Pleurotus ostreatus DSM11191 growing on yeast malt peptone glucose agar [Photo credit: Alexa Schwartz]
Pleurotus ostreatus DSM11191 growing on yeast malt peptone glucose agar [Photo credit: Alexa Schwartz]

Pleurotus ostreatus, also known as the oyster mushroom, is a saprotrophic white-rot fungus belonging to the order Agaricales. White-rot fungi have the capability to degrade all the structural components of plant biomass, including cellulose, hemicellulose, and lignin. White-rot fungi are divided into two groups based on degradation patterns – those that selectively degrade lignin first, and those that degrade all the lignocellulosic components simultaneously. This specific strain of P. ostreatus degrades all the plant components simultaneously, and the extent of conversion is higher for lignin and hemicellulose than that of cellulose. This degradation pattern has been demonstrated in cultivations containing poplar or corn stover as the sole carbon source. These lignocellulosic feedstocks are potential substrates in the bioenergy industry.

White-rot fungi are considered the most efficient lignin degrading organisms in nature. However, pathway elucidation for the catabolism of lignin-derived aromatic compounds towards central metabolism is still in its infancy. The genome sequencing of the dikaryotic strain Pleurotus ostreatus DSM 11191 will be essential for comparative and targeted systems biology studies focused on elucidating intracellular pathways during the degradation of lignin and lignin-derived aromatic compounds.

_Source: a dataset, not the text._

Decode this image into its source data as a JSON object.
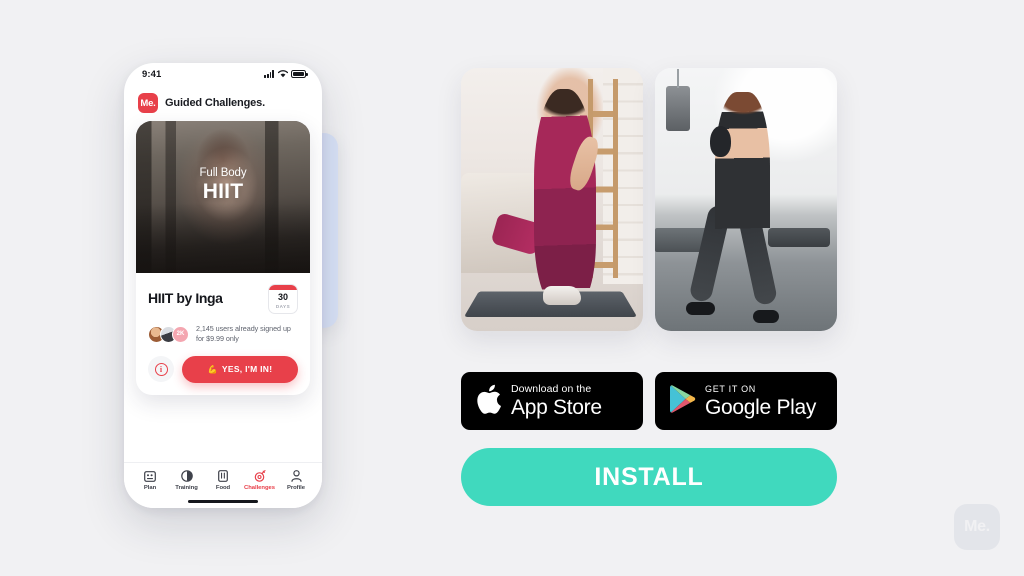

Understanding the mechanisms that this strain utilizes for lignin conversion will be key to provide further biological insights for lignin valorization efforts.